Theodore Melfi's movie about black women at NASA in the early 1960s is driven by Taraji P. Henson.
Mel Gibson''s return to directing is a World War II epic about a heroic conscientious objector.
Sean Ellis' attempt to recreate the assassination of Reinhard Heydrich is smart but choppy.
Ron Howard's Beatles' portrait sets its sights on tracking the band's rise from obscurity, and does so brilliantly.
Stalwart Tom Hanks again proves that given the right story and the right script, he's today's Jimmy Stewart.
Peter Berg lets fire dictate the terms in his story of the 2010 Deepwater Horizon oil spill.
Macon Blair channels his inner Coen Brothers vibe to sketch out a screwball noir.
André Øvredal's creepy chiller a corpse into the forefront and lets it play havoc.
A punk band "lost" in the Oregon woods opens the door to gleefully gratuitous violence. The end.
Once upon a time, director Paul Greengrass gave Jason Bourne a soul and some depth. No longer.
Directed by: Yorgos Lanthimos
Starring: Colin Farrell, Rachel Weisz, Jessica Barden, Olivia Colman, John C. Reilly, Léa Seydoux
Many movies tagged as dystopian fail their billing. This one surely does. In a landscape that resembles today's, single people are herded into a seaside hotel where they're given 45 days to find a suitable partner. Rules are strict and robotic. Emotion is discouraged. Guests that come up empty are considered hopeless and promptly transformed into the animal of their choosing. Successful mate-finders are feted in a hotel ceremony, given a supervised honeymoon, and later moved to "the city" where they're inserted into "normal" society. Couples that argue are assigned children to distract them. Escapees from the mating hotel are labeled "loners" and branded as outcasts. They live in the woods where hotel guests hunt them for capture and animal conversion.
Enter Colin Farrell architect David. His wife left him and his only company is his trusty dog (once his brother but transformed). It's David's last chance to find a new mate, and his saga will take him from hotel to woods, where he'll meet a woman (Rachel Weisz) who will trigger personal upheaval.
Greek director Yorgos Lanthimos and writer Efthymis Filippou have devised a clever if often lurid parable about coupling in the absence of feelings. Love is ostensibly what separates humans from animals yet the humans here are eager to make animals of their fellows if they fail to live up to the prearranged conceits and conditions of mating. There's a well-played Josef Mengele ingredient to all this permeates even the comedic.
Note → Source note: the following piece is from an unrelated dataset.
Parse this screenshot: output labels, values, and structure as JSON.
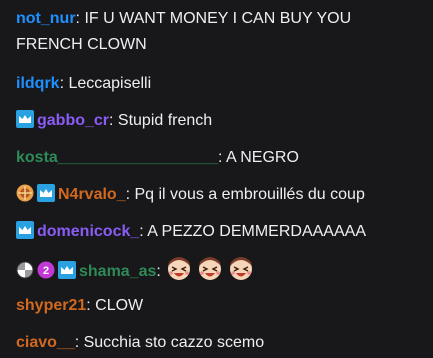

Yet the Greek duo holds fast to its alarming vision, keeping sentimental interference at bay. Nowhere is mating portrayed as a matter of feelings, let alone messy human love. Even the loners don't allow flirting. What intrigues the filmmakers is the word compatibility, and they carry their fascination to bizarre extremes — until David alters the script.
Early on, the hotel manager reassures guests that animal transformation isn't such a bad thing. "Just think, as an animal you'll have a second chance to find a companion. But, even then, you must be careful; you need to choose a companion that is a similar type of animal to you. A wolf and a penguin could never live together, nor could a camel and a hippopotamus. That would be absurd." And original, as is this film, which was rightly prized at the 2015 Cannes Film Festival.Reviewed by: Marcia Yarrow